## Web page and app entries
/---
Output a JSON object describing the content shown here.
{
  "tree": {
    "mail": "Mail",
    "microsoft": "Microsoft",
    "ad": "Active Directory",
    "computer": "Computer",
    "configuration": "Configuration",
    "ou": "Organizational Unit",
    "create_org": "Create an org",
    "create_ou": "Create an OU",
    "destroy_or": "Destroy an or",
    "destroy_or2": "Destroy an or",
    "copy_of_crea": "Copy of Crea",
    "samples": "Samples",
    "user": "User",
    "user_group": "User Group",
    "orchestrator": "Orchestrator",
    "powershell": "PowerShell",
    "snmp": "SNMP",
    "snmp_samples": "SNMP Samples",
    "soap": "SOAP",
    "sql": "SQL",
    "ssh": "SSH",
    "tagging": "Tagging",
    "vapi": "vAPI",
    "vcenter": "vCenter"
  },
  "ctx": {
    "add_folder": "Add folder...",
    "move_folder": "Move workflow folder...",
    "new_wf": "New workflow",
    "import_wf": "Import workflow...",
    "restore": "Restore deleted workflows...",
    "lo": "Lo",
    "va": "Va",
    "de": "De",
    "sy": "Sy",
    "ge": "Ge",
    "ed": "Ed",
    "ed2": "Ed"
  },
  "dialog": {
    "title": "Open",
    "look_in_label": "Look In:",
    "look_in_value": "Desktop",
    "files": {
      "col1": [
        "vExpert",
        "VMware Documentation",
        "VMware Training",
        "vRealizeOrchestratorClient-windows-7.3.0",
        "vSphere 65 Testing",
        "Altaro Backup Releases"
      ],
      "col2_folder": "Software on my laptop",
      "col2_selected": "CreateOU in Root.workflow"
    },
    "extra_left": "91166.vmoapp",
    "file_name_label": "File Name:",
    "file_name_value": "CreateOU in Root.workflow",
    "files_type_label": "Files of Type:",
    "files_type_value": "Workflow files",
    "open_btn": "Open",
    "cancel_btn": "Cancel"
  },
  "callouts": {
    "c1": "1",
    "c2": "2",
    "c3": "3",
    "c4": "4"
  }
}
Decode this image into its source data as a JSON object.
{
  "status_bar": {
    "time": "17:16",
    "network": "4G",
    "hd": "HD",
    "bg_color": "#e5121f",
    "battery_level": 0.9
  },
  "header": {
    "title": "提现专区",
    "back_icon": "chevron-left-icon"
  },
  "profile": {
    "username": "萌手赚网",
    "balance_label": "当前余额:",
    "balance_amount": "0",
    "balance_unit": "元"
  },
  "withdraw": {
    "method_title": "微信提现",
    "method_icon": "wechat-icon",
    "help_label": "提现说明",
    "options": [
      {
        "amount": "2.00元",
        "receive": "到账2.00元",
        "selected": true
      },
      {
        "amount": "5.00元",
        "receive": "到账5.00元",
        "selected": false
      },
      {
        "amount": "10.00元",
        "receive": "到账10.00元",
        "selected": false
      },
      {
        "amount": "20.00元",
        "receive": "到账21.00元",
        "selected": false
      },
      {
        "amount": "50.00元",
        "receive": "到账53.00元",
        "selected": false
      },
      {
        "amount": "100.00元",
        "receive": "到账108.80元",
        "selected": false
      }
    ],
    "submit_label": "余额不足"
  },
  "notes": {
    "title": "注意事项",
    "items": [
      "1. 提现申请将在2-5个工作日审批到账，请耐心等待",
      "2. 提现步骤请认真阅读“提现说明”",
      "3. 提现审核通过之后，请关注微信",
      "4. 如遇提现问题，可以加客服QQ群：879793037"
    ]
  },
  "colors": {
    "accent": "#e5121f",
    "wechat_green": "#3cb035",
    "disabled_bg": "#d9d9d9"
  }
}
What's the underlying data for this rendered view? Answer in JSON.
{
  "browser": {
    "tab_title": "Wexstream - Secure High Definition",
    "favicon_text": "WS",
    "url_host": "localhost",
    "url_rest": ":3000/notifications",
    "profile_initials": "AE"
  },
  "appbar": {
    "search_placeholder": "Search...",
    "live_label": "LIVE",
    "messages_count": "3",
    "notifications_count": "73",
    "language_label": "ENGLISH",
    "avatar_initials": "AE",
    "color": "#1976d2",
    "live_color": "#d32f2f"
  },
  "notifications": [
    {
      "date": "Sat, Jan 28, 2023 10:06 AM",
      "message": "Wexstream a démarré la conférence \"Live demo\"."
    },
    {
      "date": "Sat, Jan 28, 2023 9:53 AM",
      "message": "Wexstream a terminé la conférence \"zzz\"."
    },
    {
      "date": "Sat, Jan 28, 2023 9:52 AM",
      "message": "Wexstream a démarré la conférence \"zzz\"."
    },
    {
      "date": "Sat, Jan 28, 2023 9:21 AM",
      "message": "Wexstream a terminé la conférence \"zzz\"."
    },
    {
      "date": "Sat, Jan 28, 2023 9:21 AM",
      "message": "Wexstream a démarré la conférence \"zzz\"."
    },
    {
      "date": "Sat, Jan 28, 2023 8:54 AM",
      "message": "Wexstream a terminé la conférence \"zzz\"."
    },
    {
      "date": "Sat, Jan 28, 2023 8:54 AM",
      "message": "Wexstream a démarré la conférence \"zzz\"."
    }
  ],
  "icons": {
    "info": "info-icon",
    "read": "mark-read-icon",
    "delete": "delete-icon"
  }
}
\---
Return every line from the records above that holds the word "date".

## Answer area
      "date": "Sat, Jan 28, 2023 10:06 AM",
      "date": "Sat, Jan 28, 2023 9:53 AM",
      "date": "Sat, Jan 28, 2023 9:52 AM",
      "date": "Sat, Jan 28, 2023 9:21 AM",
      "date": "Sat, Jan 28, 2023 9:21 AM",
      "date": "Sat, Jan 28, 2023 8:54 AM",
      "date": "Sat, Jan 28, 2023 8:54 AM",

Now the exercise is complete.